EXERCISE AIM:
Pictures should be left out when the listing below is repeated word for word.

SUPPLIED DATA:

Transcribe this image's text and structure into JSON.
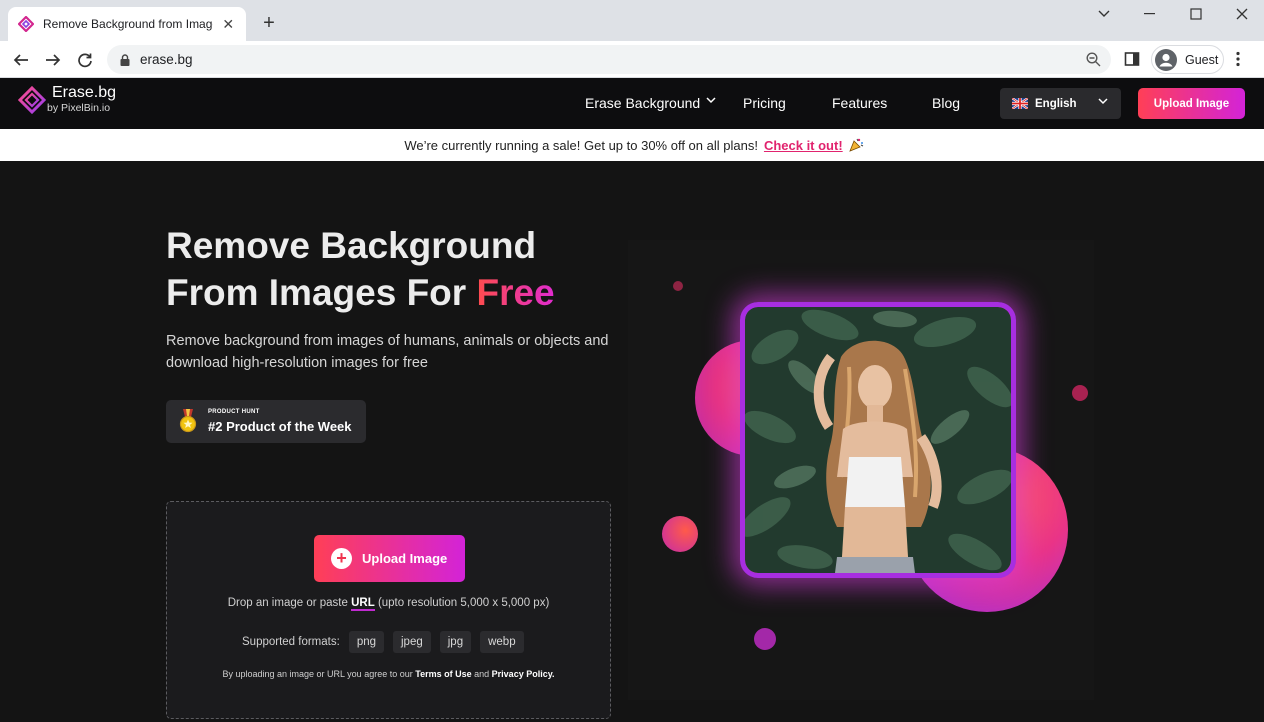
{
  "browser": {
    "tab_title": "Remove Background from Image",
    "url": "erase.bg",
    "profile_label": "Guest"
  },
  "header": {
    "logo_name": "Erase.bg",
    "logo_sub": "by PixelBin.io",
    "nav": [
      "Erase Background",
      "Pricing",
      "Features",
      "Blog"
    ],
    "language": "English",
    "upload_label": "Upload Image"
  },
  "banner": {
    "text": "We’re currently running a sale! Get up to 30% off on all plans!",
    "link": "Check it out!"
  },
  "hero": {
    "title_line1": "Remove Background",
    "title_line2": "From Images For",
    "title_highlight": "Free",
    "subtitle": "Remove background from images of humans, animals or objects and download high-resolution images for free"
  },
  "product_hunt": {
    "kicker": "PRODUCT HUNT",
    "text": "#2 Product of the Week"
  },
  "upload": {
    "button_label": "Upload Image",
    "drop_prefix": "Drop an image or paste",
    "drop_url": "URL",
    "drop_suffix": "(upto resolution 5,000 x 5,000 px)",
    "formats_label": "Supported formats:",
    "formats": [
      "png",
      "jpeg",
      "jpg",
      "webp"
    ],
    "terms_prefix": "By uploading an image or URL you agree to our",
    "terms_link": "Terms of Use",
    "terms_and": "and",
    "privacy_link": "Privacy Policy."
  },
  "colors": {
    "accent_start": "#ff3f56",
    "accent_end": "#d323d8",
    "background": "#141414"
  }
}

EXERCISE OUTPUT:
Transcribe this image's text and structure into JSON.
{
  "browser": {
    "tab_title": "Remove Background from Image",
    "url": "erase.bg",
    "profile_label": "Guest"
  },
  "header": {
    "logo_name": "Erase.bg",
    "logo_sub": "by PixelBin.io",
    "nav": [
      "Erase Background",
      "Pricing",
      "Features",
      "Blog"
    ],
    "language": "English",
    "upload_label": "Upload Image"
  },
  "banner": {
    "text": "We’re currently running a sale! Get up to 30% off on all plans!",
    "link": "Check it out!"
  },
  "hero": {
    "title_line1": "Remove Background",
    "title_line2": "From Images For",
    "title_highlight": "Free",
    "subtitle": "Remove background from images of humans, animals or objects and download high-resolution images for free"
  },
  "product_hunt": {
    "kicker": "PRODUCT HUNT",
    "text": "#2 Product of the Week"
  },
  "upload": {
    "button_label": "Upload Image",
    "drop_prefix": "Drop an image or paste",
    "drop_url": "URL",
    "drop_suffix": "(upto resolution 5,000 x 5,000 px)",
    "formats_label": "Supported formats:",
    "formats": [
      "png",
      "jpeg",
      "jpg",
      "webp"
    ],
    "terms_prefix": "By uploading an image or URL you agree to our",
    "terms_link": "Terms of Use",
    "terms_and": "and",
    "privacy_link": "Privacy Policy."
  },
  "colors": {
    "accent_start": "#ff3f56",
    "accent_end": "#d323d8",
    "background": "#141414"
  }
}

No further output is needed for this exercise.